As part of a new Gamasutra feature, Warren Spector, the designer behind Deus Ex and Epic Mickey, explains why it's crucial that the rapidly disappearing history of games is saved for future generations.
"It's important for all publishers and developers (and even some gamers) to preserve our history for future generations," Spector said, in response to Gamasutra contributor John Andersen.
"Unlike earlier media, like film and television, which were born at a time when historians and academics tended to focus on an established canon of 'important' works and 'great men,' video games were born at a time when the cultural gatekeepers were more open to new ideas, new thinking and new media."
"Where the early history of film and television has been largely lost thanks to industry indifference and academic ignorance, we have a chance to preserve our history, before our pioneers pass away, our design documents, marketing materials and beta builds disintegrate or get trashed, and our hardware deteriorates to the point of inoperability.

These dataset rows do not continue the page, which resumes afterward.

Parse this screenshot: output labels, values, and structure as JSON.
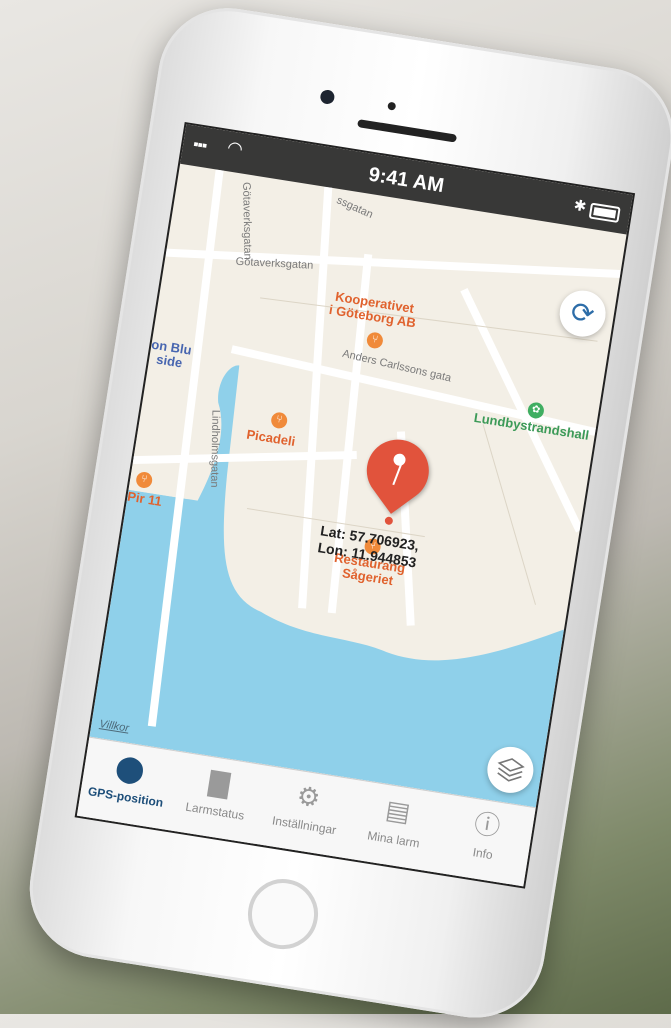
{
  "status_bar": {
    "time": "9:41 AM",
    "signal": "▪▪▪",
    "wifi": "📶",
    "bluetooth": "✱"
  },
  "map": {
    "streets": [
      "Götaverksgatan",
      "Götaverksgatan",
      "Anders Carlssons gata",
      "Lindholmsgatan",
      "ssgatan"
    ],
    "places": [
      {
        "name": "Kooperativet\ni Göteborg AB",
        "kind": "restaurant"
      },
      {
        "name": "Lundbystrandshall",
        "kind": "park"
      },
      {
        "name": "Picadeli",
        "kind": "restaurant"
      },
      {
        "name": "Restaurang\nSågeriet",
        "kind": "restaurant"
      },
      {
        "name": "Pir 11",
        "kind": "restaurant"
      },
      {
        "name": "on Blu\nside",
        "kind": "place"
      }
    ],
    "pin": {
      "lat_label": "Lat: 57.706923,",
      "lon_label": "Lon: 11.944853"
    },
    "legal_link": "Villkor",
    "refresh_icon": "refresh-icon",
    "layers_icon": "layers-icon"
  },
  "tabbar": {
    "tabs": [
      {
        "label": "GPS-position",
        "icon": "location-pin-icon",
        "active": true
      },
      {
        "label": "Larmstatus",
        "icon": "bar-chart-icon",
        "active": false
      },
      {
        "label": "Inställningar",
        "icon": "gear-icon",
        "active": false
      },
      {
        "label": "Mina larm",
        "icon": "document-icon",
        "active": false
      },
      {
        "label": "Info",
        "icon": "info-icon",
        "active": false
      }
    ]
  },
  "colors": {
    "accent": "#1e4f7a",
    "pin": "#e1533c",
    "water": "#8fd0ea",
    "land": "#f3efe6"
  }
}
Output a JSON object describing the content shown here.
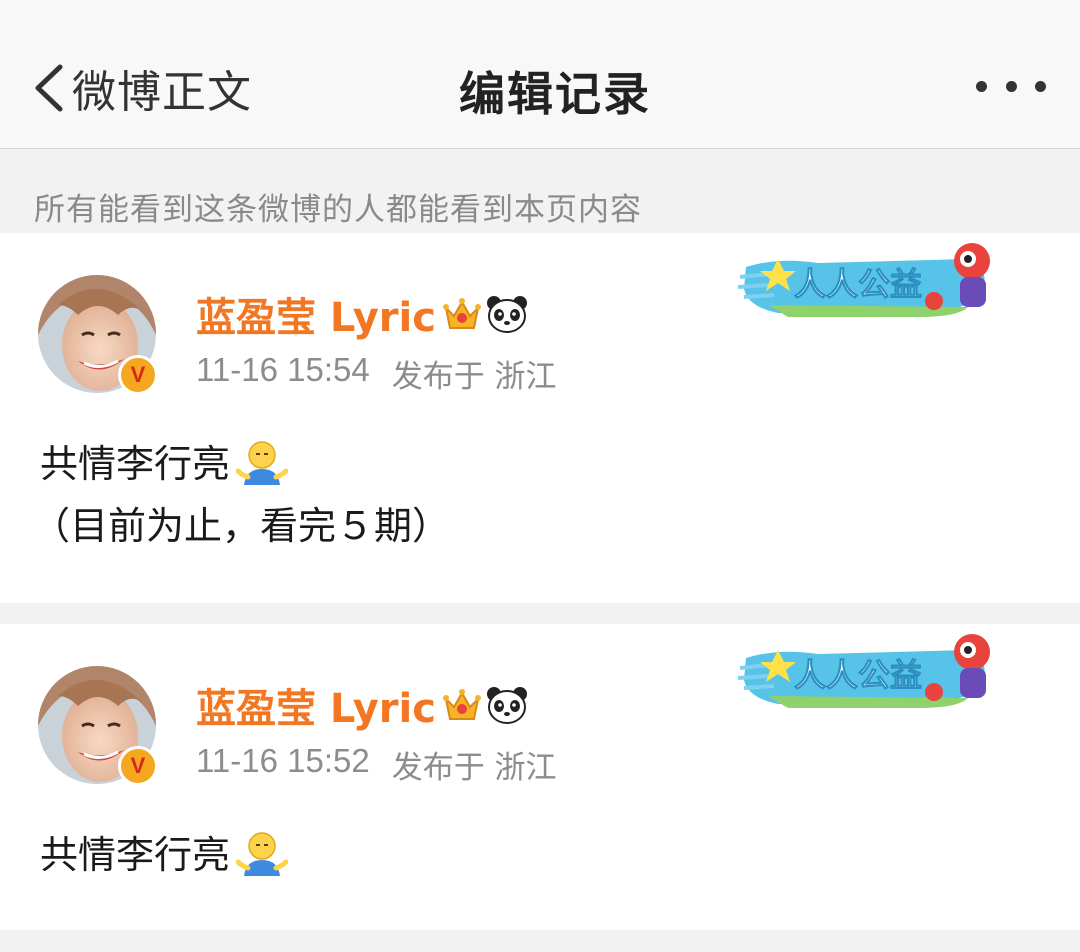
{
  "nav": {
    "back_label": "微博正文",
    "title": "编辑记录"
  },
  "notice": "所有能看到这条微博的人都能看到本页内容",
  "badge": {
    "label": "人人公益"
  },
  "posts": [
    {
      "username": "蓝盈莹 Lyric",
      "time": "11-16 15:54",
      "location": "发布于 浙江",
      "line1": "共情李行亮",
      "line2": "（目前为止，看完５期）"
    },
    {
      "username": "蓝盈莹 Lyric",
      "time": "11-16 15:52",
      "location": "发布于 浙江",
      "line1": "共情李行亮"
    }
  ],
  "colors": {
    "username": "#f27722",
    "meta": "#8c8c8c",
    "background": "#f2f2f2"
  },
  "icons": [
    "back-chevron-icon",
    "more-dots-icon",
    "verified-v-icon",
    "crown-icon",
    "panda-icon",
    "gongyi-badge-icon",
    "shrug-emoji-icon"
  ]
}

The fact is, over the last 40 years or so, we've seen the rise of the first new medium of expression and communication since the rise of television and not to preserve our history would be a crime."
But what will prevent this from occurring?
"The biggest threat is indifference. Most people making games see what they do as ephemeral, as not worthy of preservation. Who cares about an early design doc for any one of the thousands of games released each year? Why bother saving a T-shirt given out at E3 to promote the release of a game? Will anyone ever care about the September 1st draft of the schedule for a Mickey Mouse game?"
There's another core issue beyond indifference, says Spector -- the lack of funding for museums and universities to maintain archives.
"The issue is money. These institutions are fighting for survival in a down economy and an age of cuts to academia. They need support. If they get it, our past is secure. If they don't, our history will be lost like that of so many media that came before us."
The full feature, which includes commentary from Richard Garriott, Square Enix, and more, is live now on Gamasutra.